ANDOVER — A local family has issued a challenge to anyone with a philanthropic itch to scratch: help us help Ironstone.
Doug and Diana Berthiaume, two Andover residents, have offered to donate $500,000 to Ironstone Farm, a non-profit organization that uses horseback riding and a farm environment to provide therapeutic opportunities to help both children and adults with a wide range of disabilities.
The donation comes in the form of a challenge, according to Ironstone Executive Director Deedee O’Brien.
The $500,000 donation comes through matching individual donations of $5,000 or more, totaling up to $500,000, O’Brien said.
Donations made by companies or businesses aren’t eligible for matching, according to O’Brien.
The announcement came at a recent reception at the Andover family’s home, marking the kickoff of a capital campaign geared to expanding Ironstone Farm’s programs and opportunities.
The campaign, “Campaign for Ironstone,” seeks to expand and complete the Ironstone Farm campus and improve the use of the on-campus facilities.
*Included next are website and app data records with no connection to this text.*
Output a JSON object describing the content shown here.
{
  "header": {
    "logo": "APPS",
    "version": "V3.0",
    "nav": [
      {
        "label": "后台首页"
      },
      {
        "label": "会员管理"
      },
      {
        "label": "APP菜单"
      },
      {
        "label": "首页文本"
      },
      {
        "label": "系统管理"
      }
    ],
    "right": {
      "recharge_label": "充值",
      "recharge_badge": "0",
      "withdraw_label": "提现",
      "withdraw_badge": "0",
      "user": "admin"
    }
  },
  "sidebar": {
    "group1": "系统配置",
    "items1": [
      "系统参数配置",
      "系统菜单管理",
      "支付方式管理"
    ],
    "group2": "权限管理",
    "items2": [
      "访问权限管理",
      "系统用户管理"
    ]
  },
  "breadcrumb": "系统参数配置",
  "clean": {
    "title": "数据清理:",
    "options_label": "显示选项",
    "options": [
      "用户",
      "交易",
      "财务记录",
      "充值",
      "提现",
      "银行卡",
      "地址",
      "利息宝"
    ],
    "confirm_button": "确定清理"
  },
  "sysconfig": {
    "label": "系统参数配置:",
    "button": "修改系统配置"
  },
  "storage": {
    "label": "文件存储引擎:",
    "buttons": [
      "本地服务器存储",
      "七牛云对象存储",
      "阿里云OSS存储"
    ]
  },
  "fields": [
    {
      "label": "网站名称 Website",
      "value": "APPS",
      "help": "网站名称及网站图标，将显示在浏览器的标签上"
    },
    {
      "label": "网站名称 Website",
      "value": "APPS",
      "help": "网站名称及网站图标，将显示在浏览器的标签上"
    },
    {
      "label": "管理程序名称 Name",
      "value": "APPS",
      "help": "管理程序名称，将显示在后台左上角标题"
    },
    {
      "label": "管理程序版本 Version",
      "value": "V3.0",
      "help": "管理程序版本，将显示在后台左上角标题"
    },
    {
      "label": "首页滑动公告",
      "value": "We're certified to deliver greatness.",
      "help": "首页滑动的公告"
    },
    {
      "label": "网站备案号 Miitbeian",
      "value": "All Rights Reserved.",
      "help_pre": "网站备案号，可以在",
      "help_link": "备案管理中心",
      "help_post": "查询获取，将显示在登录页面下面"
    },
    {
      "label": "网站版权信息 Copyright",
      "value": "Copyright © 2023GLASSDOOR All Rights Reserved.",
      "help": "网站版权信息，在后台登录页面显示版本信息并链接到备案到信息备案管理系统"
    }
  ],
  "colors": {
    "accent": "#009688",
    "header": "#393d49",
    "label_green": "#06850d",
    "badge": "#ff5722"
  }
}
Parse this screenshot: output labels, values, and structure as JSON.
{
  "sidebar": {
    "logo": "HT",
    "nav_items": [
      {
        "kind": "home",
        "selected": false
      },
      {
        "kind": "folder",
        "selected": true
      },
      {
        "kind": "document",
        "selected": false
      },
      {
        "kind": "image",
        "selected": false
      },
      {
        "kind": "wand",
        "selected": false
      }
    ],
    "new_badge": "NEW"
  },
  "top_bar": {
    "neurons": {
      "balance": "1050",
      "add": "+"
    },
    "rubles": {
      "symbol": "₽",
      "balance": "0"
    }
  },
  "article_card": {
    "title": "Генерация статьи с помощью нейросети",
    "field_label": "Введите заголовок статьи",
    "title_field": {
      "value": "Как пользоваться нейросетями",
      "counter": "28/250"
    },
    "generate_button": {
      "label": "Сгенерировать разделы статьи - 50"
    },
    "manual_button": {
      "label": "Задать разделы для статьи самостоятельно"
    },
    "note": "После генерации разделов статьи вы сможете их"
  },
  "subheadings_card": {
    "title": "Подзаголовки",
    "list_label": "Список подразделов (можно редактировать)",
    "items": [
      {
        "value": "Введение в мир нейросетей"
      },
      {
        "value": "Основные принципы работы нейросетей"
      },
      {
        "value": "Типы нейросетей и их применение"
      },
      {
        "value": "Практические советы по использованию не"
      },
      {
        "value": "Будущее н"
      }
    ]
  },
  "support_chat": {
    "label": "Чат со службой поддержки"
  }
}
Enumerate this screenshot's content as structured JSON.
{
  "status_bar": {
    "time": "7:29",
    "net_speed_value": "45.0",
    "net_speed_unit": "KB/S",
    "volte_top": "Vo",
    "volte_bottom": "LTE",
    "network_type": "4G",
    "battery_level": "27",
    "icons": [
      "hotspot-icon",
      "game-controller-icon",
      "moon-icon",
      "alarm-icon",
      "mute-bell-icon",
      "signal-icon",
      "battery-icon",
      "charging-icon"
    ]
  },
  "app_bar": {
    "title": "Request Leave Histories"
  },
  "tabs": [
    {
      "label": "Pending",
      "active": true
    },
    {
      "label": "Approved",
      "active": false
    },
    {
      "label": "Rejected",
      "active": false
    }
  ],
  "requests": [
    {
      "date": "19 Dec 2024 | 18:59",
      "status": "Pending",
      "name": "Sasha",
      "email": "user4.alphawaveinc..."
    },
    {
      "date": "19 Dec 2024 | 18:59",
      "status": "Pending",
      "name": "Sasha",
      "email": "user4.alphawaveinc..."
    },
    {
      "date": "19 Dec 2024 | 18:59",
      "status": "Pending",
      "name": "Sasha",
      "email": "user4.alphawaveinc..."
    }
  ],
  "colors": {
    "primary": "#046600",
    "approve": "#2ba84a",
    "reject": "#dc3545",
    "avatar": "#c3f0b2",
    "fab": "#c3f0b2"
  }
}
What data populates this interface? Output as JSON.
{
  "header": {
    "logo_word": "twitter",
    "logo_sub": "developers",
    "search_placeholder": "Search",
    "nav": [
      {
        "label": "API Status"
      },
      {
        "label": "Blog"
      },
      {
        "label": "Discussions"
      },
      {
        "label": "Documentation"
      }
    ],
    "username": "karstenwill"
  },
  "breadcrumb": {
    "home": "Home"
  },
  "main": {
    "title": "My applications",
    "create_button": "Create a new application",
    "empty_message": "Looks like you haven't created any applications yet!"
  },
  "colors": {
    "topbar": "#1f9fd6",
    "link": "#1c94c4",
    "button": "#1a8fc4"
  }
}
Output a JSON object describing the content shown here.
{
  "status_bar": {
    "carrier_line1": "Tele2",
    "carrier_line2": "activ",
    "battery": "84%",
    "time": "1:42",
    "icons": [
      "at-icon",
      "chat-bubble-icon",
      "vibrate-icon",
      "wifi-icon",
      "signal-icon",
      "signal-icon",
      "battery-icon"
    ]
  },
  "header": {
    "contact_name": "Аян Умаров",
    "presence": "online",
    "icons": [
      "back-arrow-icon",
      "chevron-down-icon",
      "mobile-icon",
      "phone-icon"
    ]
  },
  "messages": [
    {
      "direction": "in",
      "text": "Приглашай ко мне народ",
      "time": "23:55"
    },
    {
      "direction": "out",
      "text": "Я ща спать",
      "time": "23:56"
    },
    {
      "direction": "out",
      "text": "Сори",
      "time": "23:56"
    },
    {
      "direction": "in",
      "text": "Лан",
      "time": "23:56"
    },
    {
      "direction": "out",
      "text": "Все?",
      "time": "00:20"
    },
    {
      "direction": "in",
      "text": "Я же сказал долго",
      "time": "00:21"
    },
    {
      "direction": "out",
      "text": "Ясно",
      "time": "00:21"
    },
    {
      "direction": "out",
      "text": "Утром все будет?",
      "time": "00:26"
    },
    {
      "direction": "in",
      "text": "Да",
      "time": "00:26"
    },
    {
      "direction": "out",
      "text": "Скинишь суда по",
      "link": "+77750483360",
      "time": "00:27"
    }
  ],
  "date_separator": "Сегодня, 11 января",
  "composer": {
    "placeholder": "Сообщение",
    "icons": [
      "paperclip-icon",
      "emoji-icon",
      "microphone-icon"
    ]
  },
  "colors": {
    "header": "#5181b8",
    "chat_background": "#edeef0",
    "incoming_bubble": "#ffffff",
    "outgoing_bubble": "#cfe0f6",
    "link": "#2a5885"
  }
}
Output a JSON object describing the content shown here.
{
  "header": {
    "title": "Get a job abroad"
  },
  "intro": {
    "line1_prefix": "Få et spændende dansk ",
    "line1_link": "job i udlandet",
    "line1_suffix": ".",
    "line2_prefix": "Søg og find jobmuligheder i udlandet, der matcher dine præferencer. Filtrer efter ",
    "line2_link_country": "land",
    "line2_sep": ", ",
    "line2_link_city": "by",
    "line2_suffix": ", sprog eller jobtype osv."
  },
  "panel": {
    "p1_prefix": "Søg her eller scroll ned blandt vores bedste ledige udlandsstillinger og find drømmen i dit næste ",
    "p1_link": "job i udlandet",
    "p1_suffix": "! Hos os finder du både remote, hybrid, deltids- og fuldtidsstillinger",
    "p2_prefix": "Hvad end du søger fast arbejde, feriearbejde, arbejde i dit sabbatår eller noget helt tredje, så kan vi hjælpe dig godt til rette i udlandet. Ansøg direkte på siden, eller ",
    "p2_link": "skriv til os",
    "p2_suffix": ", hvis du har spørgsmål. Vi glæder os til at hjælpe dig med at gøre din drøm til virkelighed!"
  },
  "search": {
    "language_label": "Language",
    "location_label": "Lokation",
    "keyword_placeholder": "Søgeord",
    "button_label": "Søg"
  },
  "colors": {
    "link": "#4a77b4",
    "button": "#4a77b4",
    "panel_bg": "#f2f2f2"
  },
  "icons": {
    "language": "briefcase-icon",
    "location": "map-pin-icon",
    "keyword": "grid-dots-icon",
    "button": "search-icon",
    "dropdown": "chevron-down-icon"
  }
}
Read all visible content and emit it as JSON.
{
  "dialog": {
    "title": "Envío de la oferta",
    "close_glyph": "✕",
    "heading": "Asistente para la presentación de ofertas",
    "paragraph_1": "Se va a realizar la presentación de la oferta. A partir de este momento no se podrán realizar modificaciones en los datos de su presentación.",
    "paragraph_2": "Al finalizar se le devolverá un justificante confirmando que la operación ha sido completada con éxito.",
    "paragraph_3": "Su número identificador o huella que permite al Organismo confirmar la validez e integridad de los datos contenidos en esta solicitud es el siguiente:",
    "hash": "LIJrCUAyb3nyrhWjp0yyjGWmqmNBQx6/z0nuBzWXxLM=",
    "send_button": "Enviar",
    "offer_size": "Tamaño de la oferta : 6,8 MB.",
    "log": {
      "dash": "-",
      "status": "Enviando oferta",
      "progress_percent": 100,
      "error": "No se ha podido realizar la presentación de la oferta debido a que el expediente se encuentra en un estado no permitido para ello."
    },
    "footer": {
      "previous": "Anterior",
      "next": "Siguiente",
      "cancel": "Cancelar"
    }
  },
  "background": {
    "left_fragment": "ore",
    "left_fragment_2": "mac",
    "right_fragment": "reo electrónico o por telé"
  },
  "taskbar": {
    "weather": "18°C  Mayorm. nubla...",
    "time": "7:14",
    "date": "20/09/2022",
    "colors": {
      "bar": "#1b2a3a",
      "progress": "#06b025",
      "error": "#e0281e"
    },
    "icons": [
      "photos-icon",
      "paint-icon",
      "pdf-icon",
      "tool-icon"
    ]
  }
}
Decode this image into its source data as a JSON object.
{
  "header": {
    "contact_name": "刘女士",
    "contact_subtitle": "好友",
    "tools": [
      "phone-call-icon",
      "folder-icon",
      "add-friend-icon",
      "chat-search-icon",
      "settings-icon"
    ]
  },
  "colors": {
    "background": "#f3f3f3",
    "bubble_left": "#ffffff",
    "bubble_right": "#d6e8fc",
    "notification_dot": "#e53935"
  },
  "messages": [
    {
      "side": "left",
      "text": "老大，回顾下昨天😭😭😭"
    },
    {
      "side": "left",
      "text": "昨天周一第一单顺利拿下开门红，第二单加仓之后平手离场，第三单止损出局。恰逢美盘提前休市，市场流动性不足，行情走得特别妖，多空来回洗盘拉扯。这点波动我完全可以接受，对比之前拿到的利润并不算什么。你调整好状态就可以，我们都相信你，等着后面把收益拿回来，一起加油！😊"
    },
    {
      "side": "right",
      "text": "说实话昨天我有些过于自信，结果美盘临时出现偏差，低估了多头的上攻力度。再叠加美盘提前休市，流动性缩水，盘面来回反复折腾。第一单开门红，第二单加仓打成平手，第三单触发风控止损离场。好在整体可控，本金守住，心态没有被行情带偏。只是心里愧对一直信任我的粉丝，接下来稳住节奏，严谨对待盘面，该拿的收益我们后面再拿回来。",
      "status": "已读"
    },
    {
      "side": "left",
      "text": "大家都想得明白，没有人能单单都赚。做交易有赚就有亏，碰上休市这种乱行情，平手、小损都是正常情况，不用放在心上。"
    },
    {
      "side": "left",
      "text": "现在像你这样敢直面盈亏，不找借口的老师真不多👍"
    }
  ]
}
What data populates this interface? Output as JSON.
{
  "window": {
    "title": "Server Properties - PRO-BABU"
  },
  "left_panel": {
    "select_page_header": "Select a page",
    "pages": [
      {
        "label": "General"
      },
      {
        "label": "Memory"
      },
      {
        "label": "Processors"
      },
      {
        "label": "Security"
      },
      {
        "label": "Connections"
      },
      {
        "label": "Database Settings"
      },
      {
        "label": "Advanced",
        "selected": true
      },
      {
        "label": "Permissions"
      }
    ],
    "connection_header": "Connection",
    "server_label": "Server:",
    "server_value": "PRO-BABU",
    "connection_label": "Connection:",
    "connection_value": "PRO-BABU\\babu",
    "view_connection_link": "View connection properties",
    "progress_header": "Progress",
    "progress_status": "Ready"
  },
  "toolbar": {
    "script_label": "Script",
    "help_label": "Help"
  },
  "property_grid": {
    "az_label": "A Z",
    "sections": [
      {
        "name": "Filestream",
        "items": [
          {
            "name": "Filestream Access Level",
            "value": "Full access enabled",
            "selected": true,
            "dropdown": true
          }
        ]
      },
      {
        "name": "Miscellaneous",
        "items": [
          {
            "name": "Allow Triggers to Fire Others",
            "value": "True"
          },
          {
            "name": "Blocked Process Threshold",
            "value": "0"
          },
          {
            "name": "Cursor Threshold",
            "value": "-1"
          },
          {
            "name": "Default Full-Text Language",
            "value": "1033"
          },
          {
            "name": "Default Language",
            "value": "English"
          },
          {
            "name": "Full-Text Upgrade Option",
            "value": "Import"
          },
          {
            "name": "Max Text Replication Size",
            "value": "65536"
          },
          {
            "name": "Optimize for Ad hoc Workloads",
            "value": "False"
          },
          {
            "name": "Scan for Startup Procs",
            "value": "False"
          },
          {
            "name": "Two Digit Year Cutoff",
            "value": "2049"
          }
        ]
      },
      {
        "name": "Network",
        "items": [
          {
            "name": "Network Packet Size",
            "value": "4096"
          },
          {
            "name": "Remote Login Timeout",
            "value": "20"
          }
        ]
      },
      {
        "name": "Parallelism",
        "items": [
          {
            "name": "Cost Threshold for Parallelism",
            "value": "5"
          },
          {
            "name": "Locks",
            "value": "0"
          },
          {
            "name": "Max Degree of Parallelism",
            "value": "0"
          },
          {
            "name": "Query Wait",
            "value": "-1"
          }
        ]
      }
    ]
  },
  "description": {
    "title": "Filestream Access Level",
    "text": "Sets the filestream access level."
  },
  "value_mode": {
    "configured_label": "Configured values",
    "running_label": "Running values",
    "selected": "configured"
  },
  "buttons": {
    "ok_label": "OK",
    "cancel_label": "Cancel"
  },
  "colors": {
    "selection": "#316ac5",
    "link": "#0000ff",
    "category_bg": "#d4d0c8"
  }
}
The full campaign seeks to raise a total of $5 million, according to the campaign’s case statement.
With $500,000 matching another $500,000 in donations, O’Brien said the challenge is in effect a $1 million investment that will put a significant dent in the campaign early into its life.
“All of this is coming together with several different arms,” she said. “There are five arms to this campaign that we’ve decided to attack at once. We’re working now on priorities and where it will go first.”
The commitment from the Berthiaume family came after a child in the household spent years volunteering and riding at the organization, according to Diana Berthiaume.
“Our daughter opened our eyes to the extraordinary work being done by their talented and caring staff,” Diana Berthiaume said.
While Ironstone has been developing the campaign, “this takes it to a whole new level,” O’Brien said. “We’re putting together all the pieces to try and raise the funds against (the challenge) as quickly and efficiently as we can and still meet the needs or desires of the donors.”
Top doctors and major medical institutions refer clients to Ironstone Farm because of its programs and reputation, according to a press release.
Peter Raffalli, attending physician for child neurology at Boston Children’s Hospital and a member of the Ironstone Therapy Board, said therapeutic riding “uses the horse to deliver traditional physical, occupational, and speech therapy in a unique way — providing integration of fine motor, gross motor, speech and sensory integration in one experience.”
Ironstone Farm clients come in with a variety of needs, according to O’Brien. The horse, through treatment, acts as an impartial healing force.
“The horse is an unbiased, innocent creature who has feelings,” she said. “Those feelings — he can sense if a person is healing, hurting, if a person needs a connection and is rejecting people around them.”
Many that move through the program have called it “a life-changing experience,” O’Brien said.
The challenge donation, on the other hand, “is a new world for us,” O’Brien said. “It’s a wonderful one.”
While the challenge could be seen as a $1 million donation in totality, it could lead to much bigger things, according to O’Brien.
“It gives us personal endorsement that (the Berthiaumes) believe in the program enough to make this sizable contribution and challenge the community to join them,” she said. “That means a lot to the staff, to the volunteers and the people we serve.”